by K. Marc Teffeau, Ph.D.
Planting for Pollinators Outside, off of my back patio, I have a very large purple coneflower plant. It is at least five feet tall and has multiple f lower stems with at least 54 individual blossoms! I have really enjoyed seeing all the bumblebees, solitary bees and flies visiting the f lowers and collecting the pollen. Recently, the fence for our backyard was completed so I am now in the landscape design phase. Being old school, I will take out the graph paper and put pencil to paper to come up with various designs and uses for this small area. No CAD design stuff for me! One of the plantings that I am definitely going to do is a pollinator garden of perennial f lowers like the purple conef lower. We are aware of the current situation with the major decline in the honeybee population from colony collapse disorder and other causes. Any plantings that we can add to our landscapes to provide food sourc-
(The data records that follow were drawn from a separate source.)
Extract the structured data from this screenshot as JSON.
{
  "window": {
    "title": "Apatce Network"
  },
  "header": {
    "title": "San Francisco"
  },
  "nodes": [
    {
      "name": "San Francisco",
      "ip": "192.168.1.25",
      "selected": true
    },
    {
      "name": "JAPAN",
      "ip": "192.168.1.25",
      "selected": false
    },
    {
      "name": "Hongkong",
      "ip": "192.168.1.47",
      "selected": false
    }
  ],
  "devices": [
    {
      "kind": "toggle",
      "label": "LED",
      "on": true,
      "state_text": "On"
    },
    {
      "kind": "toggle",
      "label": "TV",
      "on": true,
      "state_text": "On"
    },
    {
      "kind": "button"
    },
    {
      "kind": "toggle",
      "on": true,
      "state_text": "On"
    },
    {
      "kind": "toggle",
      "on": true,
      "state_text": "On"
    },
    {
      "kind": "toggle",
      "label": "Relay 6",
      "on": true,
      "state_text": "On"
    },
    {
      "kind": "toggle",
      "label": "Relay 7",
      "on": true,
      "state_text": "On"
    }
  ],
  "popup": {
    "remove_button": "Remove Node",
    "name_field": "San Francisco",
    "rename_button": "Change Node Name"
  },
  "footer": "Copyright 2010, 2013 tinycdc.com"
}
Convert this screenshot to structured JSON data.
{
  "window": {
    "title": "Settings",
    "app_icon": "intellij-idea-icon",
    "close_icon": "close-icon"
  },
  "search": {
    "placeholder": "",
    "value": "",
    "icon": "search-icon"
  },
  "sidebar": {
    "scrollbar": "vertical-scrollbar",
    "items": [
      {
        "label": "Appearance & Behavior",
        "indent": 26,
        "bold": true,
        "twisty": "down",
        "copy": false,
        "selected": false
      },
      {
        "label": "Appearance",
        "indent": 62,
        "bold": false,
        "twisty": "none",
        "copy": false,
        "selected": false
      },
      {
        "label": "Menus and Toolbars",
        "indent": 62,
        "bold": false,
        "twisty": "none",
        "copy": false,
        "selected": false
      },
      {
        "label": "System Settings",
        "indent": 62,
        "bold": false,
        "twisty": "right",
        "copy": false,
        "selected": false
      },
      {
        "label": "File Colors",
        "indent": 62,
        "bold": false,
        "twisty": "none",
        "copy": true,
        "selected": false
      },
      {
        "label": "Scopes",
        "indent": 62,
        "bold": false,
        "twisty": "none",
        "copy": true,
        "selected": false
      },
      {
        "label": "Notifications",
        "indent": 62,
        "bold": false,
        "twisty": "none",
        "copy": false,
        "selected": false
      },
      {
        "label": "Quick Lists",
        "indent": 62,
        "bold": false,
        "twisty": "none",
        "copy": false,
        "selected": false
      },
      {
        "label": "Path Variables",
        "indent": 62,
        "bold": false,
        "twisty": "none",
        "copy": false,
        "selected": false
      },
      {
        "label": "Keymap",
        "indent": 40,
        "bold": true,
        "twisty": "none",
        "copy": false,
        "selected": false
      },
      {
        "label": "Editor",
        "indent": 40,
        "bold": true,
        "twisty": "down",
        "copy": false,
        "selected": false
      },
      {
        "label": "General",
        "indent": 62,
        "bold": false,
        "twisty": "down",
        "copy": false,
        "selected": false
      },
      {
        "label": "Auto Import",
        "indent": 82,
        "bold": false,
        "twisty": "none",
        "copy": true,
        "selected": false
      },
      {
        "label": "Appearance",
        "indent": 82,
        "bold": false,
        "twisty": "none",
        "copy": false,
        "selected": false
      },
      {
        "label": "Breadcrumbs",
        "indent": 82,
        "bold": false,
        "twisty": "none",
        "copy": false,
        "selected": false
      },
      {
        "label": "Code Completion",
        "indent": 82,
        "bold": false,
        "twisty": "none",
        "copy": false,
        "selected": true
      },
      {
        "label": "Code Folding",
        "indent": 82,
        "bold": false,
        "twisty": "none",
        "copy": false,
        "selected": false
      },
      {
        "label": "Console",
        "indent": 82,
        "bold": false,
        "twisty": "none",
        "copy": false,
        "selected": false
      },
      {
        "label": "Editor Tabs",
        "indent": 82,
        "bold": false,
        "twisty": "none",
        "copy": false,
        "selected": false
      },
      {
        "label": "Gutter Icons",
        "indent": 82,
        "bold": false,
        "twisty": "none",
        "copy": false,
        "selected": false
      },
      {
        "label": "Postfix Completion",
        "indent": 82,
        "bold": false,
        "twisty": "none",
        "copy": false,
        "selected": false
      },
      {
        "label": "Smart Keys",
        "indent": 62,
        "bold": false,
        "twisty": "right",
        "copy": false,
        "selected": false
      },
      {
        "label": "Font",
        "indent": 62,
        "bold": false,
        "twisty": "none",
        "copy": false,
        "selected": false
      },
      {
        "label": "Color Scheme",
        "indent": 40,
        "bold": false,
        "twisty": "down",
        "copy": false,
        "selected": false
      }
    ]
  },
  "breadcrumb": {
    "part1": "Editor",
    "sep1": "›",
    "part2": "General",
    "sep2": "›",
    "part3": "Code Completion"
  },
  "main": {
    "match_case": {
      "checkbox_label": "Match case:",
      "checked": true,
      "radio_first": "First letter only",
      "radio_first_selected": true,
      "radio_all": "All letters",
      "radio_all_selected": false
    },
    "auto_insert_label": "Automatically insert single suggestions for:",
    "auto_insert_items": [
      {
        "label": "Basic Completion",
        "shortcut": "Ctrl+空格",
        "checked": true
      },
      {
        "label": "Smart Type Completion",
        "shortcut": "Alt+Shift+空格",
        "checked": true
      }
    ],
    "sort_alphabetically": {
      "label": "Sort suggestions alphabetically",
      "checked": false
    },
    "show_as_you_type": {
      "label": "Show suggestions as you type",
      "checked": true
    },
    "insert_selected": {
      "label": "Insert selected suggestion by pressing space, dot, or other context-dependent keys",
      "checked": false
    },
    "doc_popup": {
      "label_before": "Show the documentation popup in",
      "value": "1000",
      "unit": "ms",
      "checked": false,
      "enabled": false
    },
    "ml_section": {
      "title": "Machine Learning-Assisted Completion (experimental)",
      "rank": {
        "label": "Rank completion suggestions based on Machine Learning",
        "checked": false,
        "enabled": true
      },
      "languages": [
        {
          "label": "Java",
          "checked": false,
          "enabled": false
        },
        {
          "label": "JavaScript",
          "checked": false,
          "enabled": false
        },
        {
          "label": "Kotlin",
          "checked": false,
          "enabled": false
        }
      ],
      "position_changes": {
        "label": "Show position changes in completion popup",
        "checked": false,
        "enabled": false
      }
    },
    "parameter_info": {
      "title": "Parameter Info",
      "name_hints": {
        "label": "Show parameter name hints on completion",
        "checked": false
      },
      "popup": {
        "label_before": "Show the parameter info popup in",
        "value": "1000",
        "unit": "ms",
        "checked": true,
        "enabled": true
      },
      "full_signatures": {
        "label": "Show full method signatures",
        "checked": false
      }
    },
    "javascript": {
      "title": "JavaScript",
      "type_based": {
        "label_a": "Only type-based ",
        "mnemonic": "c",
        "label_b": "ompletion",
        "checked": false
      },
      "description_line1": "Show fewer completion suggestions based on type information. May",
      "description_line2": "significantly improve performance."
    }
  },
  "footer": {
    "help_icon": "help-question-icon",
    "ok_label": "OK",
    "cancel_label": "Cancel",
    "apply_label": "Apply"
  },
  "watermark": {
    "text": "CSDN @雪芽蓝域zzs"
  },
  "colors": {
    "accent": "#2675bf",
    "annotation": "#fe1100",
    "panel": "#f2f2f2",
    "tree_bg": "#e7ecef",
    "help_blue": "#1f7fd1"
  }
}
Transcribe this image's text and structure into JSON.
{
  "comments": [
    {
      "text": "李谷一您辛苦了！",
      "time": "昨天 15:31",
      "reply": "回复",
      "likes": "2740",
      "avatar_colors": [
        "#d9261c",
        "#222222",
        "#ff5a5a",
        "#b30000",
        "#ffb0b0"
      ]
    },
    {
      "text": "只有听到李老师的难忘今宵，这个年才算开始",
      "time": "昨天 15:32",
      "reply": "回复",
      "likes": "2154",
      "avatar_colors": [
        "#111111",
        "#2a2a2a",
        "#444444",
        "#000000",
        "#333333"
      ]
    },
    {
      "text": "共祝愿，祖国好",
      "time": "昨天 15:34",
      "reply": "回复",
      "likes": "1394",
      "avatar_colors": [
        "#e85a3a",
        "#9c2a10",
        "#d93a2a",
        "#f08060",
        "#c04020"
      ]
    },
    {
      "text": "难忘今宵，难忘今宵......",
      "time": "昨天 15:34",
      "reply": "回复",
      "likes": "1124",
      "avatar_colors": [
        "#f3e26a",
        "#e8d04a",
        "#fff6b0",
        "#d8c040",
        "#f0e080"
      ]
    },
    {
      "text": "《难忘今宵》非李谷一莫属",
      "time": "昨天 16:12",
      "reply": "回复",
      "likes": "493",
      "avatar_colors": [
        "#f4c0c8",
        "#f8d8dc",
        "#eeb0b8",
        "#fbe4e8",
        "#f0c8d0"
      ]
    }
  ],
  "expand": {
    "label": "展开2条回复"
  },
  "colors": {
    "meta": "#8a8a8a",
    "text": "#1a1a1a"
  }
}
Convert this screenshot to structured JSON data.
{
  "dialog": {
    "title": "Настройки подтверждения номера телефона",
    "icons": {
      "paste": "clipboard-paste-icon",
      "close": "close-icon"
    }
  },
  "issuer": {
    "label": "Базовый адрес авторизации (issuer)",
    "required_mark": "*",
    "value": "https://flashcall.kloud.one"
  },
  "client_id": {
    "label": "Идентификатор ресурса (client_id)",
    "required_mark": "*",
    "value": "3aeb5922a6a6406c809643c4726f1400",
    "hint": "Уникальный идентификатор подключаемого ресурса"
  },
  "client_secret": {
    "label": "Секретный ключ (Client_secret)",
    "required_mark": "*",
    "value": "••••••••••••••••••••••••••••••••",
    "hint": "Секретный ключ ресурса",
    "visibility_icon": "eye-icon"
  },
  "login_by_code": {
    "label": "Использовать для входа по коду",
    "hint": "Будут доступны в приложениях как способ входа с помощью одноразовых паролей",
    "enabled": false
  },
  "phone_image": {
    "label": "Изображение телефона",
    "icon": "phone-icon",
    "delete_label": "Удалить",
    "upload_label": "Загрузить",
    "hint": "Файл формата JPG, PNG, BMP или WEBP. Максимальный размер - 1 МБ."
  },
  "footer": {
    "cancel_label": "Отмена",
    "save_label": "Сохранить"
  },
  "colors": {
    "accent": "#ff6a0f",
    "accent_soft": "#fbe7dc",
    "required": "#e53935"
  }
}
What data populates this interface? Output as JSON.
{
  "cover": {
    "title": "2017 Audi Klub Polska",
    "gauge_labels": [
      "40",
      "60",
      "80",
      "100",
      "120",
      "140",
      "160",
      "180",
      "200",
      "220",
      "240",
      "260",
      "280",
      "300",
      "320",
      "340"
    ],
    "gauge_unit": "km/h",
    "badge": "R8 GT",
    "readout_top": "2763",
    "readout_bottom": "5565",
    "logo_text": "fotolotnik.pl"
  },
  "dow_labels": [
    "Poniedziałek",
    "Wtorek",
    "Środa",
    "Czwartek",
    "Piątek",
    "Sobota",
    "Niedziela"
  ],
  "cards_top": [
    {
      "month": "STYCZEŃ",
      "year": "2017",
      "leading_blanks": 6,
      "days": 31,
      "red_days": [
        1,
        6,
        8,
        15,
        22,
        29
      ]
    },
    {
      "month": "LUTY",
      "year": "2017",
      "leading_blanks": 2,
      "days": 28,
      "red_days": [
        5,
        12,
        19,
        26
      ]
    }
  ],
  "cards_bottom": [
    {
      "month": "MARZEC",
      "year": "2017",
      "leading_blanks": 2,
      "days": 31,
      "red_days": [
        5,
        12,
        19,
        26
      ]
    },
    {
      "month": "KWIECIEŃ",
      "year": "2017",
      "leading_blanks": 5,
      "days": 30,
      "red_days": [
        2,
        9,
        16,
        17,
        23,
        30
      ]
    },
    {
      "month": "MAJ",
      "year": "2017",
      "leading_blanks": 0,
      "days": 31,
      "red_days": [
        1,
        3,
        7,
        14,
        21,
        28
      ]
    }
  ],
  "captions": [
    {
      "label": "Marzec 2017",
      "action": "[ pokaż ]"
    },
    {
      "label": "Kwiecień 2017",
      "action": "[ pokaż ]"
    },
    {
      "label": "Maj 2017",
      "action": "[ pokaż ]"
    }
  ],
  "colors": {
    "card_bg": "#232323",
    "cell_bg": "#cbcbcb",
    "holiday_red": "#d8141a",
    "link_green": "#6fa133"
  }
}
es for honey and native bees, butterf lies, beetles and f lies will be of benefit. August is a good time to evaluate your landscape and see if you can add perennials to the f lower bed to attract pollinators. Helpful information is available on the Internet about establishing a pollinator garden. If you go to pollinator.org/beesmartapp.htm you can find out about a bee â€œappâ€? that you can download to your cell phone or tablet from Google Play 83